In Vermont, the Department of Motor Vehicles says it will change its policies and provide employees with anti-discrimination training, as part of a settlement with an immigrant rights group that says federal immigration officials used the DMV to crack down on politically active immigrants. Documents obtained by the ACLU and the group Migrant Justice revealed that Immigration and Customs Enforcement — ICE — used Vermont’s DMV to aid its enforcement efforts for years, dating back to the Obama administration, with DMV officials sending immigrants’ license plate information to ICE, along with personal documents, and indicating people they believed were undocumented. The DMV’s actions led to the deportation of leaders of the group Migrant Justice.
Virginia lawmakers voted Wednesday to become the 38th U.S. state to approve the Equal Rights Amendment, which would guarantee equal legal protections regardless of gender.
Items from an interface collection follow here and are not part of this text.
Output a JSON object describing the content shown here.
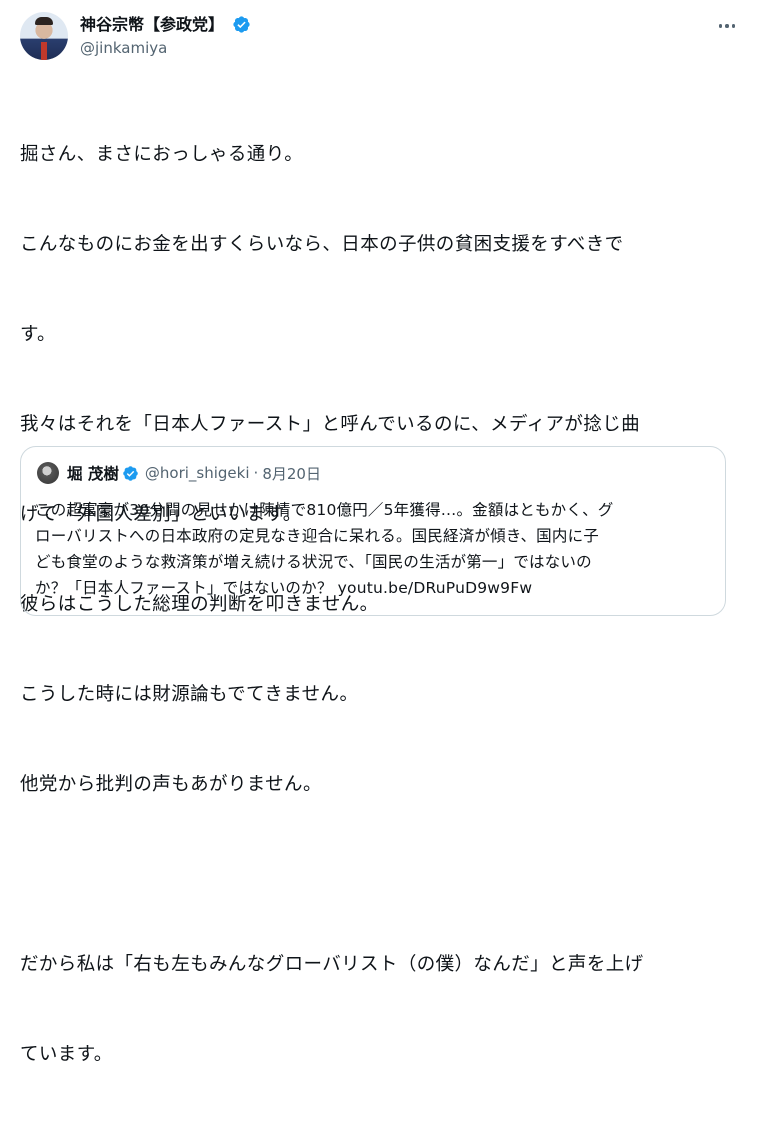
{
  "author": {
    "display_name": "神谷宗幣【参政党】",
    "handle": "@jinkamiya"
  },
  "tweet": {
    "lines": [
      "掘さん、まさにおっしゃる通り。",
      "こんなものにお金を出すくらいなら、日本の子供の貧困支援をすべきで",
      "す。",
      "我々はそれを「日本人ファースト」と呼んでいるのに、メディアが捻じ曲",
      "げて「外国人差別」といいます。",
      "彼らはこうした総理の判断を叩きません。",
      "こうした時には財源論もでてきません。",
      "他党から批判の声もあがりません。",
      "",
      "だから私は「右も左もみんなグローバリスト（の僕）なんだ」と声を上げ",
      "ています。"
    ]
  },
  "quote": {
    "display_name": "堀 茂樹",
    "handle": "@hori_shigeki",
    "separator": "·",
    "date": "8月20日",
    "lines": [
      "この超富豪が30分間の見せかけ陳情で810億円／5年獲得…。金額はともかく、グ",
      "ローバリストへの日本政府の定見なき迎合に呆れる。国民経済が傾き、国内に子",
      "ども食堂のような救済策が増え続ける状況で、「国民の生活が第一」ではないの",
      "か？「日本人ファースト」ではないのか？ youtu.be/DRuPuD9w9Fw"
    ]
  },
  "icons": {
    "verified": "verified-badge-icon",
    "more": "more-options-icon"
  },
  "colors": {
    "verified": "#1d9bf0",
    "text": "#0f1419",
    "secondary": "#536471",
    "border": "#cfd9de"
  }
}
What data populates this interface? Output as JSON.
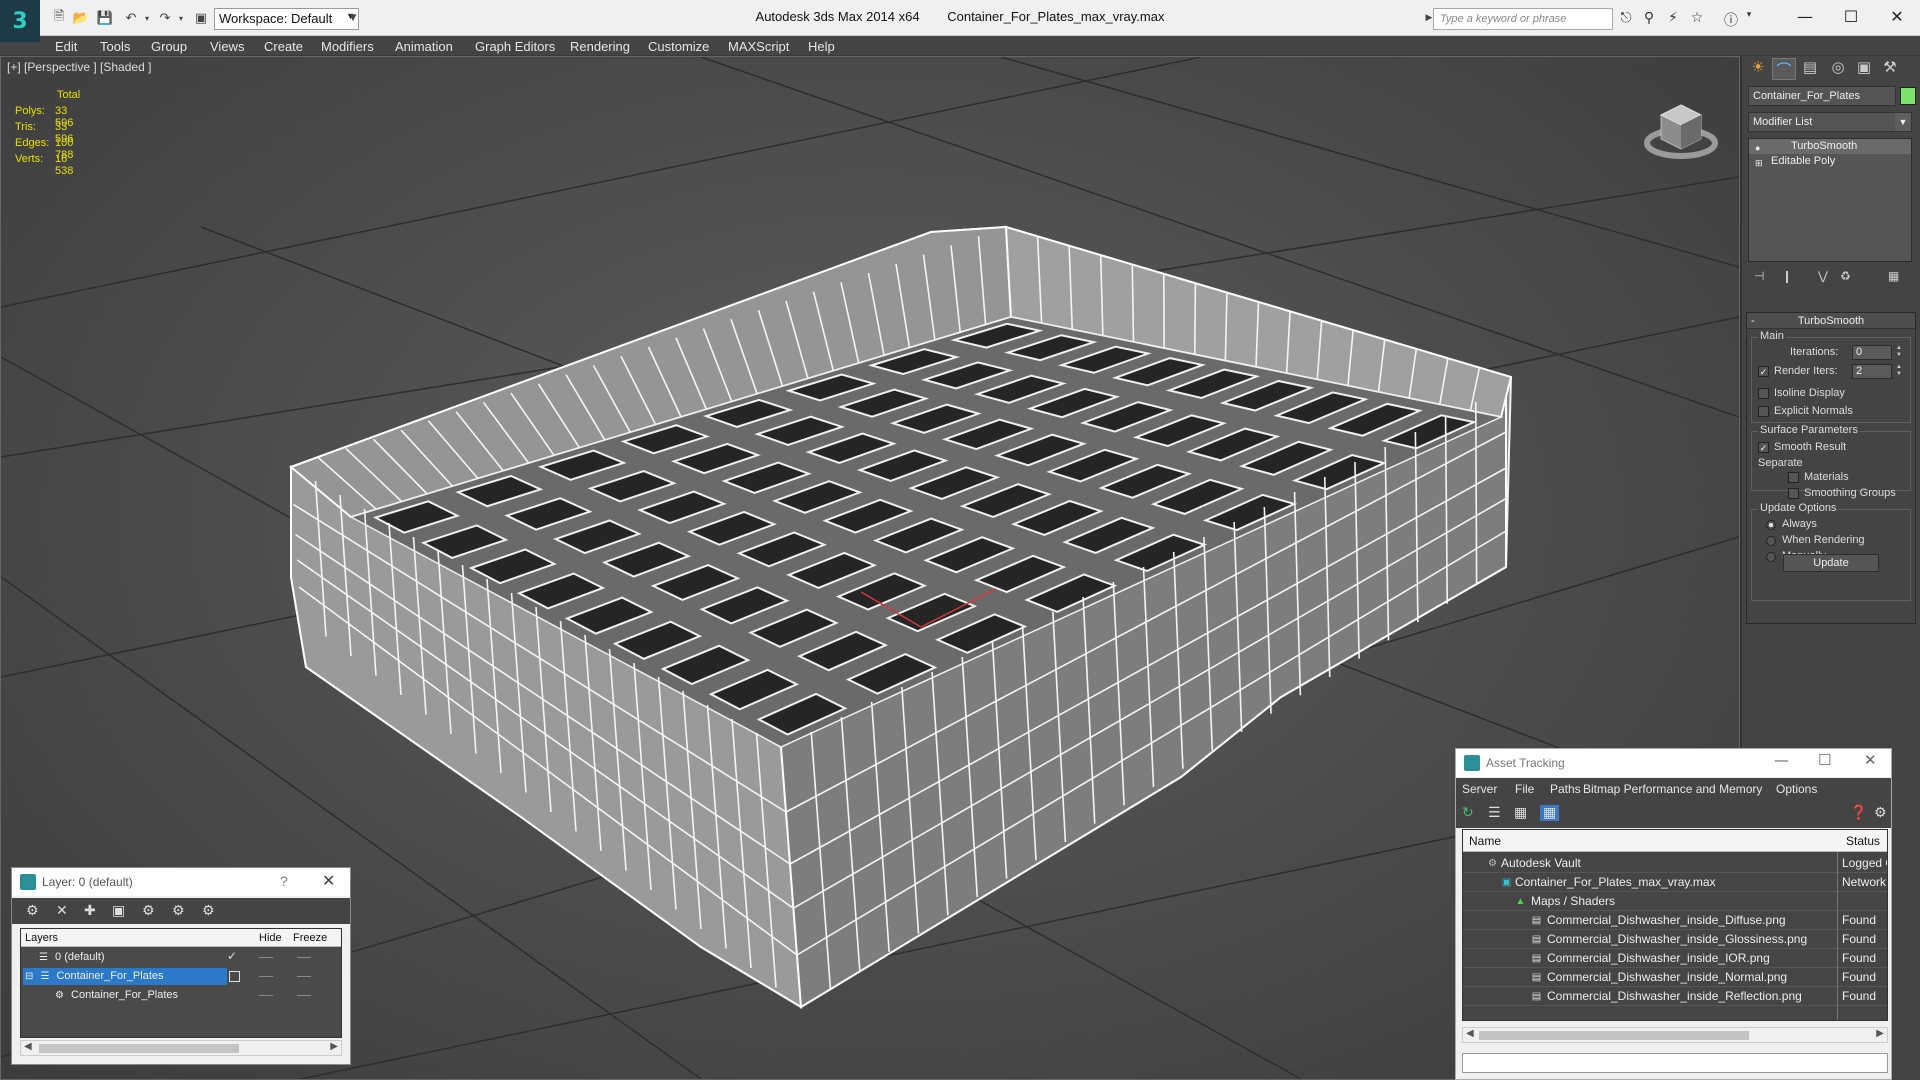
{
  "titlebar": {
    "workspace": "Workspace: Default",
    "app_title": "Autodesk 3ds Max  2014 x64",
    "file_title": "Container_For_Plates_max_vray.max",
    "search_placeholder": "Type a keyword or phrase"
  },
  "menu": [
    "Edit",
    "Tools",
    "Group",
    "Views",
    "Create",
    "Modifiers",
    "Animation",
    "Graph Editors",
    "Rendering",
    "Customize",
    "MAXScript",
    "Help"
  ],
  "viewport": {
    "label": "[+] [Perspective ] [Shaded ]",
    "stats": {
      "header": "Total",
      "polys_label": "Polys:",
      "polys": "33 596",
      "tris_label": "Tris:",
      "tris": "33 596",
      "edges_label": "Edges:",
      "edges": "100 788",
      "verts_label": "Verts:",
      "verts": "16 538"
    }
  },
  "command_panel": {
    "object_name": "Container_For_Plates",
    "object_color": "#7ce36a",
    "modifier_list": "Modifier List",
    "stack": [
      "TurboSmooth",
      "Editable Poly"
    ],
    "turbosmooth": {
      "title": "TurboSmooth",
      "main": "Main",
      "iterations_label": "Iterations:",
      "iterations": "0",
      "render_iters_label": "Render Iters:",
      "render_iters": "2",
      "isoline": "Isoline Display",
      "explicit_normals": "Explicit Normals",
      "surface_params": "Surface Parameters",
      "smooth_result": "Smooth Result",
      "separate": "Separate",
      "materials": "Materials",
      "smoothing_groups": "Smoothing Groups",
      "update_options": "Update Options",
      "always": "Always",
      "when_rendering": "When Rendering",
      "manually": "Manually",
      "update_button": "Update"
    }
  },
  "layer_dialog": {
    "title": "Layer: 0 (default)",
    "help": "?",
    "columns": {
      "layers": "Layers",
      "hide": "Hide",
      "freeze": "Freeze"
    },
    "rows": [
      "0 (default)",
      "Container_For_Plates",
      "Container_For_Plates"
    ]
  },
  "asset_dialog": {
    "title": "Asset Tracking",
    "menu": [
      "Server",
      "File",
      "Paths",
      "Bitmap Performance and Memory",
      "Options"
    ],
    "columns": {
      "name": "Name",
      "status": "Status"
    },
    "rows": [
      {
        "name": "Autodesk Vault",
        "status": "Logged O"
      },
      {
        "name": "Container_For_Plates_max_vray.max",
        "status": "Network P"
      },
      {
        "name": "Maps / Shaders",
        "status": ""
      },
      {
        "name": "Commercial_Dishwasher_inside_Diffuse.png",
        "status": "Found"
      },
      {
        "name": "Commercial_Dishwasher_inside_Glossiness.png",
        "status": "Found"
      },
      {
        "name": "Commercial_Dishwasher_inside_IOR.png",
        "status": "Found"
      },
      {
        "name": "Commercial_Dishwasher_inside_Normal.png",
        "status": "Found"
      },
      {
        "name": "Commercial_Dishwasher_inside_Reflection.png",
        "status": "Found"
      }
    ]
  }
}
The constitutional amendment was approved by Congress in 1972 and was ratified by 35 states over the next decade — three states short of the required total needed by a 1982 deadline. President Trump’s Justice Department has argued that Virginia’s adoption of the ERA came too late, and the fate of the amendment appears likely to remain in doubt for years while courts take up the issue.
The 2010s were the hottest decade ever recorded, as atmospheric carbon dioxide levels soared to record levels. That’s according to a new report based on data from NASA, NOAA and other agencies, which found global surface temperatures surged by more than 1 degree Celsius — or about 1.8 degrees Fahrenheit — above pre-industrial levels. 2019 was the planet’s second-hottest year on record, surpassed only by 2016. This is climate scientist Omar Baddour of the World Meteorological Association.
Omar Baddour: “We have noticed many extreme events — heat waves, floods — that have impacted — droughts — that have impacted people around the world in terms of immigration of people because of drought, in terms of internal displacement because of floods, and in terms of mortality because of heat waves, such as in Europe, in Asia, in North America. Wildfires have also been one of the most noticeable events during 2019, even in areas where fires are very rare, like in the Arctic region.”
In London, England, climate activists with the group Extinction Rebellion held a “die-in” protest outside the corporate offices of Siemens, calling out the German company over its support for the Adani coal mine in Queensland, Australia — a major source of greenhouse gas emissions. Meanwhile, Extinction Rebellion activists in Aberdeen, Scotland, locked themselves together in a human chain to block the offices of Shell Oil Company, holding signs that read “Tell the Truth” and “Fossil Fuels Equal Extinction.”